(Beginning of Data for review)

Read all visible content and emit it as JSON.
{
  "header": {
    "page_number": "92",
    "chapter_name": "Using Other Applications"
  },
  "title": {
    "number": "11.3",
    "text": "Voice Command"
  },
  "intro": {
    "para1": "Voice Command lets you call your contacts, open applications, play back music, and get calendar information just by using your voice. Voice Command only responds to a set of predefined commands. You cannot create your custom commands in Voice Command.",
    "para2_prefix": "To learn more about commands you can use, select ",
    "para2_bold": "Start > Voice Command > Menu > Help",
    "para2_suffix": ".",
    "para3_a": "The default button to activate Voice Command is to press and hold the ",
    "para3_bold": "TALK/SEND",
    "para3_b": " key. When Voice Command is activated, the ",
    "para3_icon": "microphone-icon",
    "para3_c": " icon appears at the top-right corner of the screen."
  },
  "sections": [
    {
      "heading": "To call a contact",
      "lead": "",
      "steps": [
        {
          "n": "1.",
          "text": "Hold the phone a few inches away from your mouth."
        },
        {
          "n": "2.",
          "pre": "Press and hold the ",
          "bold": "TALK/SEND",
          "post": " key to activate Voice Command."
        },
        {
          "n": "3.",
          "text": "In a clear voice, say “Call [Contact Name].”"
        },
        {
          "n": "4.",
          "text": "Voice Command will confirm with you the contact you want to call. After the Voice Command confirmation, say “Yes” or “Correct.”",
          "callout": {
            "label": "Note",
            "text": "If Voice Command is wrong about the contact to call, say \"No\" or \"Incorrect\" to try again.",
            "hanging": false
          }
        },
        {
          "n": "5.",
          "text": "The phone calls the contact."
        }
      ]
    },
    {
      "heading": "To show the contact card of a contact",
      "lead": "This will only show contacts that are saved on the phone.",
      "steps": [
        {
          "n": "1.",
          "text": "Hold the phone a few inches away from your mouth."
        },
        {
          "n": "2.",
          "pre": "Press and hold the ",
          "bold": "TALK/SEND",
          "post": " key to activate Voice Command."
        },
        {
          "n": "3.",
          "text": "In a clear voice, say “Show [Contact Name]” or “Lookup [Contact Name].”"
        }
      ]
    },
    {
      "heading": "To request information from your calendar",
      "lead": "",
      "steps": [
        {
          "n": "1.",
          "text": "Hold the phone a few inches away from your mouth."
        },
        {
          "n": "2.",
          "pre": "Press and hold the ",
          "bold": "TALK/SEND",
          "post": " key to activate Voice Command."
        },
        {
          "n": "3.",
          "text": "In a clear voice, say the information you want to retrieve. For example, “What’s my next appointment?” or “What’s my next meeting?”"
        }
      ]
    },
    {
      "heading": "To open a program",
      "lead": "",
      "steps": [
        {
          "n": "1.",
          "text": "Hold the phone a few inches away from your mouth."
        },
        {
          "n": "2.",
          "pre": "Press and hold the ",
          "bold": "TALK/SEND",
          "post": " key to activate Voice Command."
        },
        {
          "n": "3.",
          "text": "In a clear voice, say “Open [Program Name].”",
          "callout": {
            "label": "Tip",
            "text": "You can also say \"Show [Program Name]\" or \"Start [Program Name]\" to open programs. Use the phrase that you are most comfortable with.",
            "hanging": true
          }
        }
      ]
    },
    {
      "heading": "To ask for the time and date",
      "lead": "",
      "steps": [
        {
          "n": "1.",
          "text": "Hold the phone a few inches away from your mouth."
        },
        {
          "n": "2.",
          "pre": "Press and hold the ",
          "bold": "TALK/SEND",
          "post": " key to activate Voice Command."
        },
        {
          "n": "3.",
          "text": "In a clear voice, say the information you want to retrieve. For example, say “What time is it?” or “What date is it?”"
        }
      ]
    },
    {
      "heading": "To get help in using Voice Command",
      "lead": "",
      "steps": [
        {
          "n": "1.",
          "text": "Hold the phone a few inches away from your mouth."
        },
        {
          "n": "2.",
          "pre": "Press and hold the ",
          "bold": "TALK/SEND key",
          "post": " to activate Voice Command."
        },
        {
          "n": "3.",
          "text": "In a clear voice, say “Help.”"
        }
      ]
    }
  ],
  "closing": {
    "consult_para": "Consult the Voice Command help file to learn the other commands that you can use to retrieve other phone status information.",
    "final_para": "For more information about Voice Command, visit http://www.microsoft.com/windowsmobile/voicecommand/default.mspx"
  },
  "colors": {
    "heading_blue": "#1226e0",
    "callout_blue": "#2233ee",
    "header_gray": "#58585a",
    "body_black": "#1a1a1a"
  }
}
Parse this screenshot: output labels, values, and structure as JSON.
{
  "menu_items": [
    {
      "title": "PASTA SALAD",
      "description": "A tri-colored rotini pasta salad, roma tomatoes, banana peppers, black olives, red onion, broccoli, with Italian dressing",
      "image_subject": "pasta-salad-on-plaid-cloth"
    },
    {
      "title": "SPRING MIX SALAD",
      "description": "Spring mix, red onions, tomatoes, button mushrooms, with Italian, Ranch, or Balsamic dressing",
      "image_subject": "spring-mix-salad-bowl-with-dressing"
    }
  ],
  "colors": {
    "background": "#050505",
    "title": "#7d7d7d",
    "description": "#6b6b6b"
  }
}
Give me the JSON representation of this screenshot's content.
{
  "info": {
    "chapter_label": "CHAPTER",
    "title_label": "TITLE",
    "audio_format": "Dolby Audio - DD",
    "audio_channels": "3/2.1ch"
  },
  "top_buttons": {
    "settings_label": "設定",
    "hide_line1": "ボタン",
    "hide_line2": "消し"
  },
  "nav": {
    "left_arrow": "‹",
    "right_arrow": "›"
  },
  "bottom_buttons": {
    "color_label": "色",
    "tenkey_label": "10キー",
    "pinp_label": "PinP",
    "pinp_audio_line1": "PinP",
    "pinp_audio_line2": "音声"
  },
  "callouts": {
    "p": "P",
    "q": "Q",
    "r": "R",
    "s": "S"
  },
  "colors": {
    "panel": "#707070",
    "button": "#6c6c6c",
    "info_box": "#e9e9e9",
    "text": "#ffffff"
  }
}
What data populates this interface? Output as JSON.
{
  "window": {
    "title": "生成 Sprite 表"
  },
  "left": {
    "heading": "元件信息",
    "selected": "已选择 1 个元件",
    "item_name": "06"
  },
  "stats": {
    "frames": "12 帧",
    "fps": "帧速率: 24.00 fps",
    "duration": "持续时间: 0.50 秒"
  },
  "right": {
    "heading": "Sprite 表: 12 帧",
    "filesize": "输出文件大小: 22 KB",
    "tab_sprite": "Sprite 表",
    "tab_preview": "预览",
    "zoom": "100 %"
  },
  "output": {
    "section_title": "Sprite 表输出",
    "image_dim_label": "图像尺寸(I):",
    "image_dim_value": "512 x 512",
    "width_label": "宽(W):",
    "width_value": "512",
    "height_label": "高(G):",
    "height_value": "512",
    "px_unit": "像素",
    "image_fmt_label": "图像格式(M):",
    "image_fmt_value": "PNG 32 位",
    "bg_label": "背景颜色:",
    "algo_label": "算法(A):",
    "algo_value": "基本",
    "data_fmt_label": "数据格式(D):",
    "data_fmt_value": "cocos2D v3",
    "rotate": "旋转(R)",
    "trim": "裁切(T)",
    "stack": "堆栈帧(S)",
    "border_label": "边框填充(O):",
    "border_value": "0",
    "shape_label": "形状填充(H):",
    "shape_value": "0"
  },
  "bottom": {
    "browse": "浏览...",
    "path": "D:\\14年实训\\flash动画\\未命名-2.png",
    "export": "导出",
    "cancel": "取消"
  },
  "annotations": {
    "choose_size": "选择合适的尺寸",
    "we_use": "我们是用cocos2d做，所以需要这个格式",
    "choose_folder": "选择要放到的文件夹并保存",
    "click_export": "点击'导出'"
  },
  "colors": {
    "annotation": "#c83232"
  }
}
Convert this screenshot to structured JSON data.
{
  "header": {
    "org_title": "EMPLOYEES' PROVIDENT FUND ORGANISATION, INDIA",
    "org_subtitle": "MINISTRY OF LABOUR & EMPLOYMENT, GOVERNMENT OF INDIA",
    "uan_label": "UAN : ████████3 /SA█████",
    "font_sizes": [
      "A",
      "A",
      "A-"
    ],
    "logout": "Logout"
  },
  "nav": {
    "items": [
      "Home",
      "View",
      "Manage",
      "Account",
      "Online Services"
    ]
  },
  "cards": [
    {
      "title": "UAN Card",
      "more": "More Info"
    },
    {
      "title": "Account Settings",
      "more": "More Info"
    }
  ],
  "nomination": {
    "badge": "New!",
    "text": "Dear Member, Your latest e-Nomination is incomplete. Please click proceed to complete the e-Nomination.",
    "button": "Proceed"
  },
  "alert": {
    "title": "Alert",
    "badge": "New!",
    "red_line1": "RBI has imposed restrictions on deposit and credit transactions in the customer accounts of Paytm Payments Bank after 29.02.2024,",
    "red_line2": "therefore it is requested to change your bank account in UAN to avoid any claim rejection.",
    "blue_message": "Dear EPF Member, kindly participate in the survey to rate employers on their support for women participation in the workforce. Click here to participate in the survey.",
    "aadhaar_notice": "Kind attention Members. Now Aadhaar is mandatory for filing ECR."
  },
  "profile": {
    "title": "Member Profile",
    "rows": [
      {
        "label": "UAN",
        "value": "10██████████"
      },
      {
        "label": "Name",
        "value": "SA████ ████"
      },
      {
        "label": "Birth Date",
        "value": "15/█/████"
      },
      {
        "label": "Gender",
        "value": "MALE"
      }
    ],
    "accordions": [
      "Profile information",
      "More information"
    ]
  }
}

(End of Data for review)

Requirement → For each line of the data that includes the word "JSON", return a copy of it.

Task solution →
Read all visible content and emit it as JSON.
Parse this screenshot: output labels, values, and structure as JSON.
Give me the JSON representation of this screenshot's content.
What data populates this interface? Output as JSON.
Convert this screenshot to structured JSON data.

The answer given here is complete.